The first thing OY did was to stop me breathing in with my mouth. He was a big supporter of inhaling with the nose. Most opera singers breathe in with their mouths, simply because this way they can breathe in more air, but in OY’s lessons the yogic roots of the school certainly peeked through (although he never practiced yoga himself and was far from it in general). “Breathing with the mouth is as unnatural as eating with the nose” – he always propagated this yogic principle.
After this, he disaccustomed me from nasal singing. And began to help me develop the vibrato and resonance – the basis of proper singing, and the basis of any spiritual singing, whether it be mantras in Hinduism / Buddhism or Gregorian chants in Christianity. By the way, it was from these chants that opera and the academic vocals originated.
Strictly speaking, some resonance is always present in any form of speech, but is expressed at a minimum. In pop vocals resonance is much less pronounced than in academic vocals, and vibrato is practically absent.
OY’s school, although initially operatic, was not a school of Italian bel canto. In bel canto, the emphasis is on the work of the diaphragm – this allows one to hit higher notes without straining one’s throat. This brings with it a flaw, which is that this practice makes the singers’ voice timbres more alike – and that is why the timbres of Italian tenors (here “Italian” is not the nationality of the tenor, but the manner of sound production) are quite similar. To my ears they are all a little unnatural, as though they are shiny. The timbres of tenors who do not use the Italian technique (for example, last century Russian singers Lemeshev and Kozlovsky) are completely different, more natural and diverse.
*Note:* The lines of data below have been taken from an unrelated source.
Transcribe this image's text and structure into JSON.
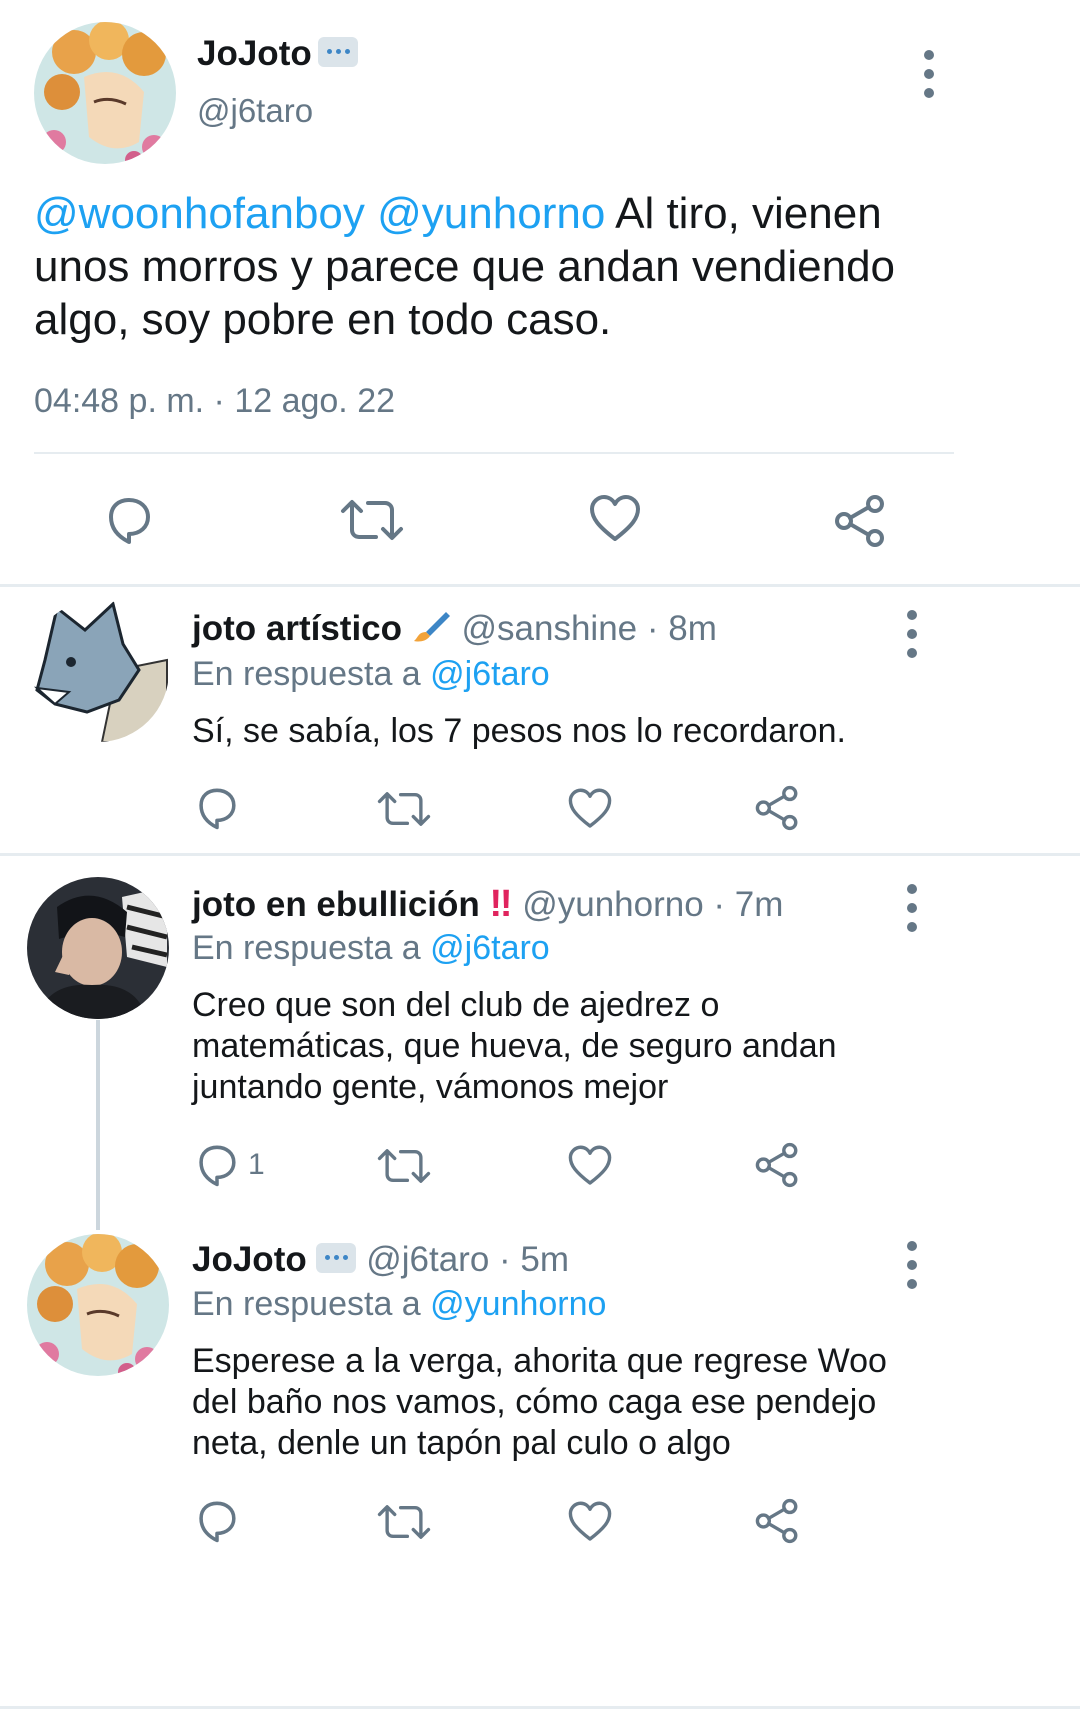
{
  "main_tweet": {
    "author_name": "JoJoto",
    "author_handle": "@j6taro",
    "mention_1": "@woonhofanboy",
    "mention_2": "@yunhorno",
    "text_line_1": " Al tiro, vienen",
    "text_line_2": "unos morros y parece que andan vendiendo",
    "text_line_3": "algo, soy pobre en todo caso.",
    "timestamp": "04:48 p. m. · 12 ago. 22"
  },
  "replies": [
    {
      "author_name": "joto artístico",
      "author_handle": "@sanshine",
      "time": "· 8m",
      "reply_prefix": "En respuesta a",
      "reply_to": "@j6taro",
      "text_lines": [
        "Sí, se sabía, los 7 pesos nos lo recordaron."
      ],
      "reply_count": ""
    },
    {
      "author_name": "joto en ebullición",
      "author_handle": "@yunhorno",
      "time": "· 7m",
      "reply_prefix": "En respuesta a",
      "reply_to": "@j6taro",
      "text_lines": [
        "Creo que son del club de ajedrez o",
        "matemáticas, que hueva, de seguro andan",
        "juntando gente, vámonos mejor"
      ],
      "reply_count": "1"
    },
    {
      "author_name": "JoJoto",
      "author_handle": "@j6taro",
      "time": "· 5m",
      "reply_prefix": "En respuesta a",
      "reply_to": "@yunhorno",
      "text_lines": [
        "Esperese a la verga, ahorita que regrese Woo",
        "del baño nos vamos, cómo caga ese pendejo",
        "neta, denle un tapón pal culo o algo"
      ],
      "reply_count": ""
    }
  ],
  "emoji": {
    "speech_bubble": "speech-bubble-icon",
    "paintbrush": "paintbrush-icon",
    "double_exclamation": "‼"
  },
  "colors": {
    "accent": "#1da1f2",
    "secondary_text": "#657786",
    "divider": "#e6ecf0",
    "primary_text": "#14171a"
  }
}
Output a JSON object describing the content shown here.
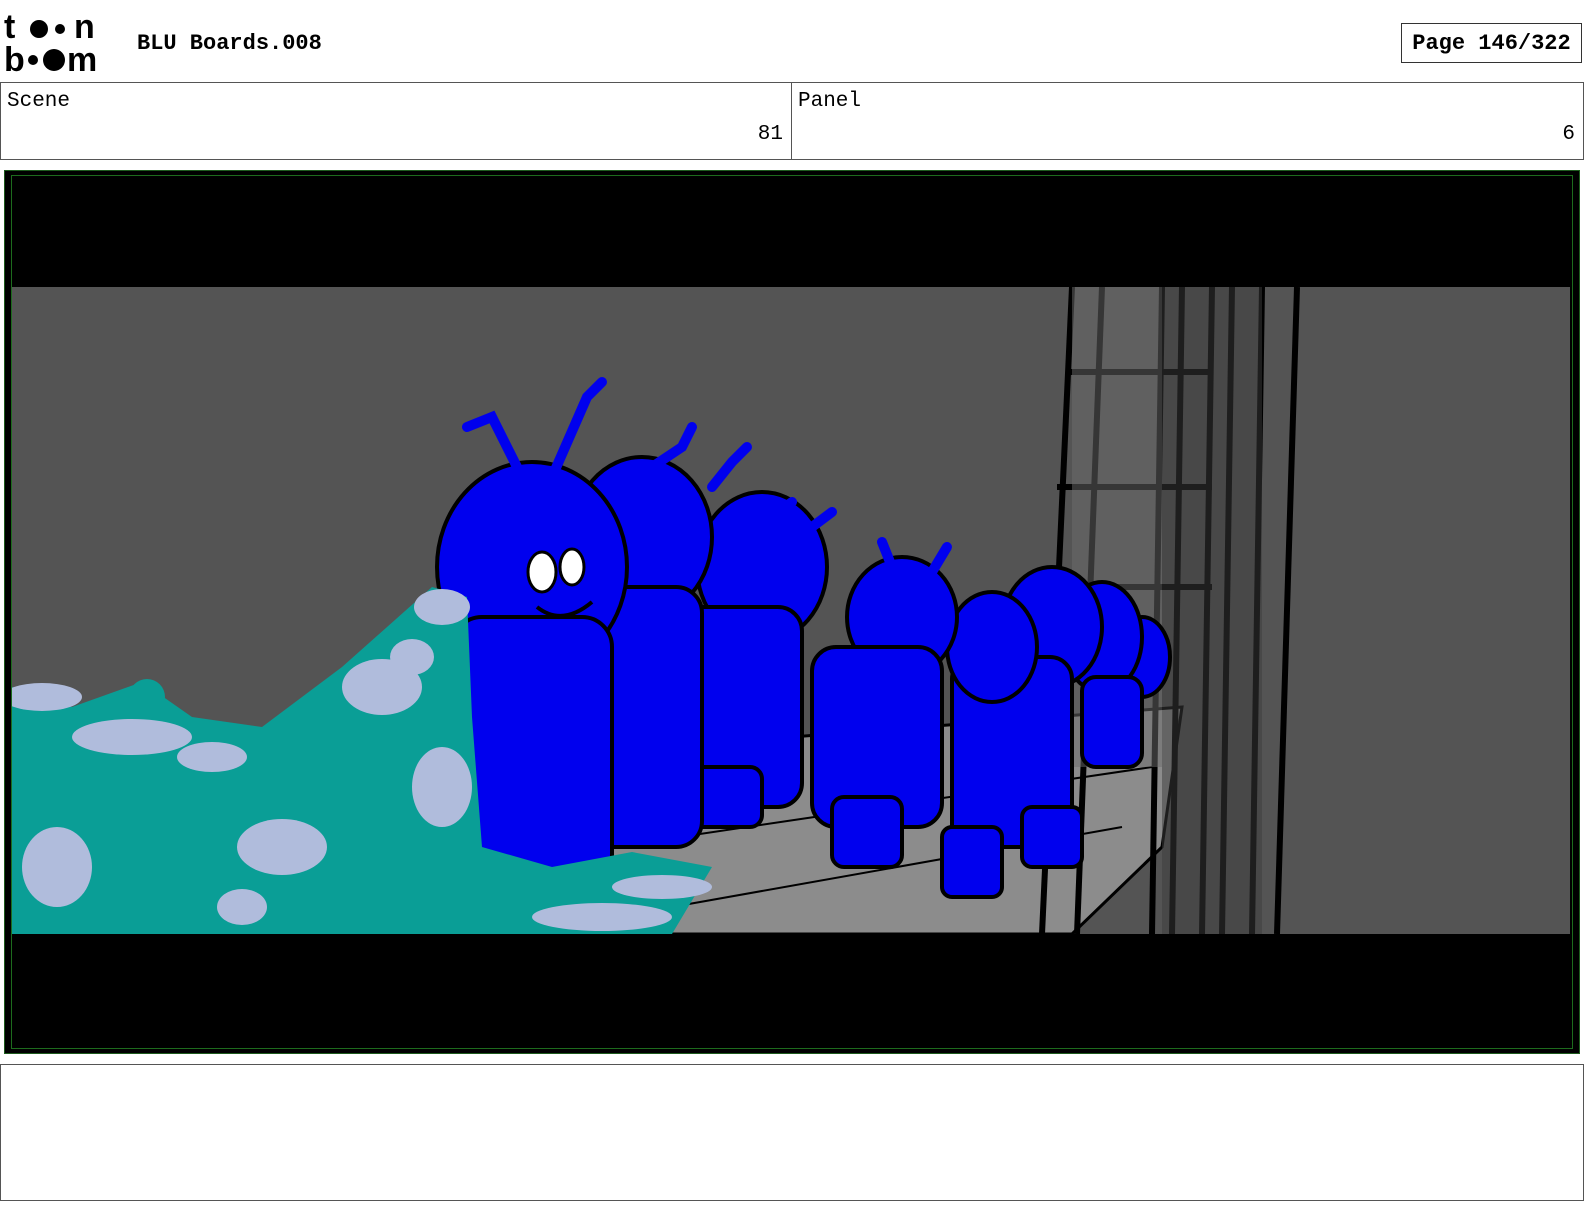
{
  "header": {
    "logo_text": "toon boom",
    "document_title": "BLU Boards.008",
    "page_label": "Page 146/322"
  },
  "info": {
    "scene_label": "Scene",
    "scene_value": "81",
    "panel_label": "Panel",
    "panel_value": "6"
  },
  "colors": {
    "character_blue": "#0000ee",
    "wave_teal": "#0a9e96",
    "foam": "#b0bcdc",
    "background_gray": "#545454",
    "floor_gray": "#8c8c8c",
    "letterbox": "#000000"
  },
  "notes": {
    "text": ""
  }
}
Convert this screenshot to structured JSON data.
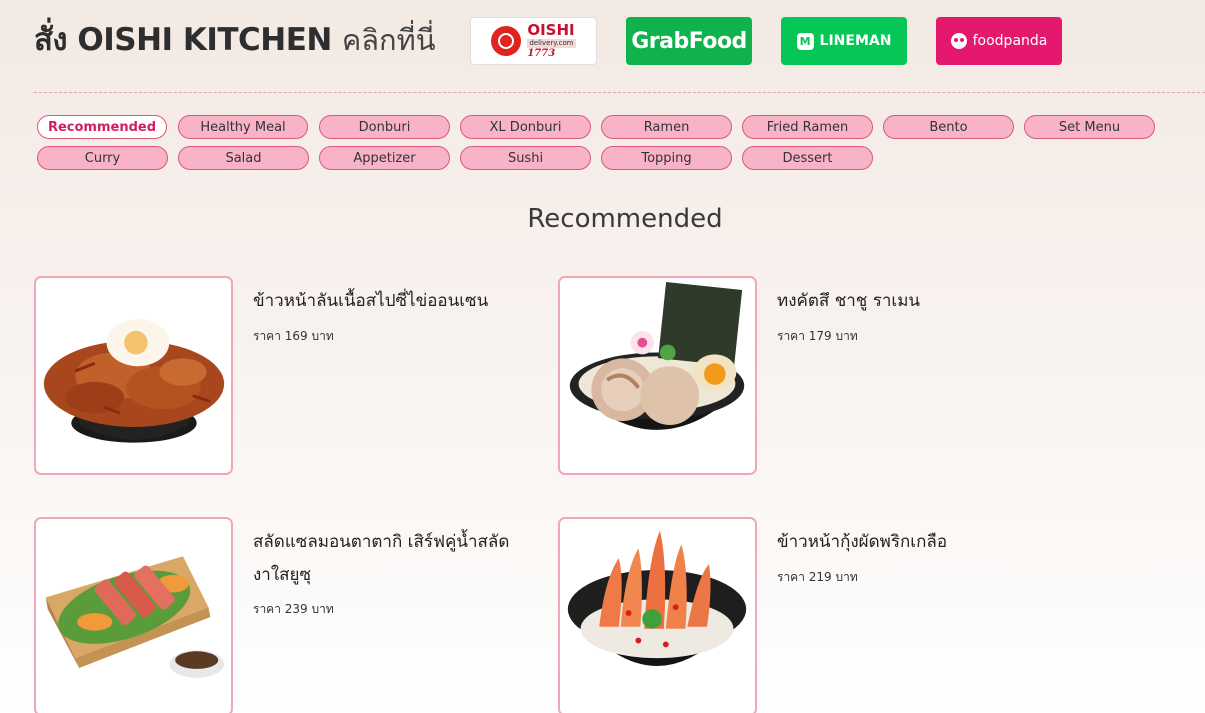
{
  "header": {
    "headline_bold": "สั่ง OISHI KITCHEN",
    "headline_light": "คลิกที่นี่",
    "partners": [
      {
        "name": "OISHI",
        "sub": "delivery.com",
        "number": "1773",
        "icon": "oishi-delivery-logo"
      },
      {
        "name": "GrabFood",
        "icon": "grabfood-logo"
      },
      {
        "name": "LINEMAN",
        "badge": "M",
        "icon": "lineman-logo"
      },
      {
        "name": "foodpanda",
        "icon": "foodpanda-logo"
      }
    ]
  },
  "categories": {
    "active": "Recommended",
    "items": [
      "Recommended",
      "Healthy Meal",
      "Donburi",
      "XL Donburi",
      "Ramen",
      "Fried Ramen",
      "Bento",
      "Set Menu",
      "Curry",
      "Salad",
      "Appetizer",
      "Sushi",
      "Topping",
      "Dessert"
    ]
  },
  "section": {
    "title": "Recommended"
  },
  "menu": [
    {
      "name": "ข้าวหน้าลันเนื้อสไปซี่ไข่ออนเซน",
      "price": "ราคา 169 บาท",
      "image": "spicy-beef-onsen-egg-donburi"
    },
    {
      "name": "ทงคัตสึ ชาชู ราเมน",
      "price": "ราคา 179 บาท",
      "image": "tonkotsu-chashu-ramen"
    },
    {
      "name": "สลัดแซลมอนตาตากิ เสิร์ฟคู่น้ำสลัดงาใสยูซุ",
      "price": "ราคา 239 บาท",
      "image": "salmon-tataki-salad"
    },
    {
      "name": "ข้าวหน้ากุ้งผัดพริกเกลือ",
      "price": "ราคา 219 บาท",
      "image": "salt-chili-shrimp-donburi"
    }
  ],
  "colors": {
    "pill_fill": "#f9b3c8",
    "pill_border": "#d9587c",
    "active_text": "#d21e5a",
    "card_border": "#f0a7b9",
    "grab": "#10b24b",
    "lineman": "#06c755",
    "foodpanda": "#e5186f"
  }
}
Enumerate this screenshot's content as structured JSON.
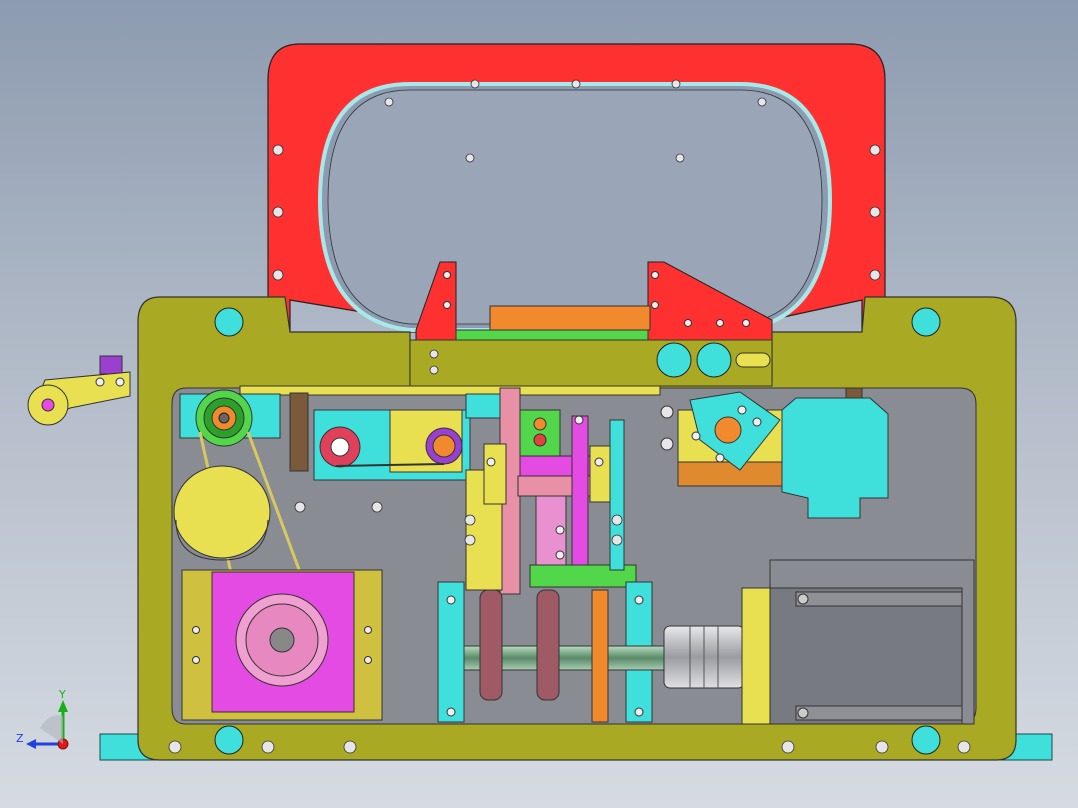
{
  "viewport": {
    "background_top": "#8d9bb0",
    "background_bottom": "#d6dbe2"
  },
  "colors": {
    "frame_red": "#ff3030",
    "base_olive": "#a9a924",
    "back_plate": "#8a8c93",
    "cyan": "#3fe0dc",
    "magenta": "#e34be3",
    "yellow": "#e8e050",
    "green": "#52d64a",
    "orange": "#f08a2c",
    "pink": "#e890a6",
    "motor_gray": "#777a80"
  },
  "triad": {
    "y_label": "Y",
    "z_label": "Z",
    "y_color": "#18b018",
    "z_color": "#2040e0",
    "x_color": "#e01818"
  },
  "icons": [
    "coordinate-triad-icon"
  ]
}
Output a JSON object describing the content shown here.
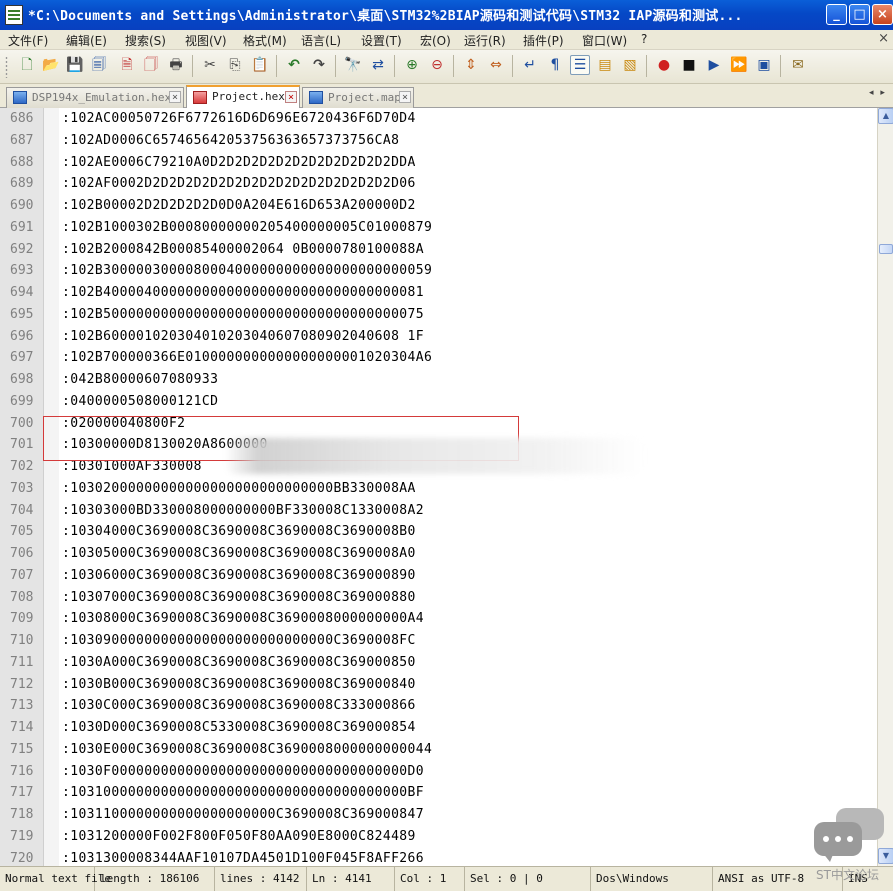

Gradually, my voice began to sound different. I felt what a pleasure it was to sing with vibrato and resonance. It is not necessarily something complicated; with the right sound extraction even the most usual exercises are pleasurable.
Much later, at a Yoga festival, I heard how Russian adepts of yoga sing their mantras. The leader had a nasal voice with no hints of vibrato. I could not restrain the thought that a mantra performed in this manner would most likely give the opposite effect to the desired one.
Today, in any more or less large city, one may find good vocal teachers – it does not matter which vocal school they belong to. It’s simply a matter of our desire.